Winter storms like the one pounding the Northeast bring driving dangers, like losing control of your vehicle in a skid or getting stranded in it in a blizzard.
So what do you do if you're skidding out of control? Your instinct may be to jam on the brake and jerk the wheel, but according to certified driving instructor Tom Pecoraro, a former police officer, those are the worst things you can do.
"You're supposed to get off the brake, get off the accelerator, straighten the wheel, and then ride the skid out," Pecoraro told TODAY national investigative correspondent Jeff Rossen.
But what if you do skid and wind up stranded in your car in a blizzard? What you DON'T do is leave your car to seek help.

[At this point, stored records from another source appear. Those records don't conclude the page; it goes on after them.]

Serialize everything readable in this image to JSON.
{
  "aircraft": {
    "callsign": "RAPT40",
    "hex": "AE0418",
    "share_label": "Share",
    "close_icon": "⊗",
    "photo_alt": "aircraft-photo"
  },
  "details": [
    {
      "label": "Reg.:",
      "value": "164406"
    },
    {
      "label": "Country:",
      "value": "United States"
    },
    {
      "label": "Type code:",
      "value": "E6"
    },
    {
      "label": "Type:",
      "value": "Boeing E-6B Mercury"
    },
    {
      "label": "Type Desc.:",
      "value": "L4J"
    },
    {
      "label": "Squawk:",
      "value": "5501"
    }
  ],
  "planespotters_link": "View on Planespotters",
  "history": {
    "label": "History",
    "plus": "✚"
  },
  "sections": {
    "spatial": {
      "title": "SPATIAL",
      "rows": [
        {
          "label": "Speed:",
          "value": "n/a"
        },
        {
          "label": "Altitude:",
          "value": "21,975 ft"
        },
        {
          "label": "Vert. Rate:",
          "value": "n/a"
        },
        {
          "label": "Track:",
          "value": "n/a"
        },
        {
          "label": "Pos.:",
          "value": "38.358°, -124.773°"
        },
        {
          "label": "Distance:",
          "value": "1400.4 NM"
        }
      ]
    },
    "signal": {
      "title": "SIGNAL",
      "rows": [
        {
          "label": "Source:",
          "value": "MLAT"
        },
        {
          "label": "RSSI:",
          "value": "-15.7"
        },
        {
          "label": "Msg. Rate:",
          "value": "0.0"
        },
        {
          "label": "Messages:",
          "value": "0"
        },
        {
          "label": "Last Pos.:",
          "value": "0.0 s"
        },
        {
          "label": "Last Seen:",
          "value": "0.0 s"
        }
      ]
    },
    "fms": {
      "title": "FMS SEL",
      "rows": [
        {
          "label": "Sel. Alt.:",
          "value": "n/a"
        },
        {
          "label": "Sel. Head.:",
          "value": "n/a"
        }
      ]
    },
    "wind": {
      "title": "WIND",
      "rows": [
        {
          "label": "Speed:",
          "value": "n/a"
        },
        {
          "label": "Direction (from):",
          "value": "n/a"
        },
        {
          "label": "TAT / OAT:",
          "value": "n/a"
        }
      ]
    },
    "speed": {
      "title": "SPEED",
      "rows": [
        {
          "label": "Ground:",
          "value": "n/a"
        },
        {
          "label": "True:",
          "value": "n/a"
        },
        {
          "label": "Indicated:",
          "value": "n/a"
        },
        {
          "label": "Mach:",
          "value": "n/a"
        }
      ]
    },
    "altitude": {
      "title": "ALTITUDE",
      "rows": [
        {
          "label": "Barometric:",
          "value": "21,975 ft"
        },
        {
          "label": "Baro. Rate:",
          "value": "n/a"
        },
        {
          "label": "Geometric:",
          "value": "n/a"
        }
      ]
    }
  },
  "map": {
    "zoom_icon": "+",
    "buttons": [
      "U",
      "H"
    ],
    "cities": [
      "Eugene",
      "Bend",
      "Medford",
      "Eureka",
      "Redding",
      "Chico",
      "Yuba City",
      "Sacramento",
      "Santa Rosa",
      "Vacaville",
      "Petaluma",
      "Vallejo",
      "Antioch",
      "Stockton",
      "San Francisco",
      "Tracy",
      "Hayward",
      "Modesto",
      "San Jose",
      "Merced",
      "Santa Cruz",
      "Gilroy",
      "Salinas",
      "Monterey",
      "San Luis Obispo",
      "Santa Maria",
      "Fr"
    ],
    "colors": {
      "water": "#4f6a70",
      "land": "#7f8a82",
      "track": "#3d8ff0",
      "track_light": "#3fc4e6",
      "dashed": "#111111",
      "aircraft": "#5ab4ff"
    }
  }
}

"One of the biggest mistakes you can make is leaving your vehicle," said Tracy Christensen of Wasatch Backcountry Rescue in Utah. "It's frigid out there. It's cold out there. If you don't know where you're going, you can die from frostbite and hypothermia." Expert say in temperatures below freezing, hypothermia can set in within 10 to 15 minutes.
"We will find you if you stay in your vehicle," Christensen emphasized.
Run your car for 10 minutes an hour to stay warm. "But you also need to make sure that you're conserving fuel, because you could be here for the long haul," Christensen said.
Make sure the exhaust pipe is clear of snow so that carbon monoxide doesn't enter the car, and never sleep alone in a running car. "That's just a recipe for disaster," Christensen said.
And after the storm, when you head back on the road, you may still have a problem. There's an app for that too, called Honk, coming to your rescue. It finds nearby tow trucks to get you out of almost any problem.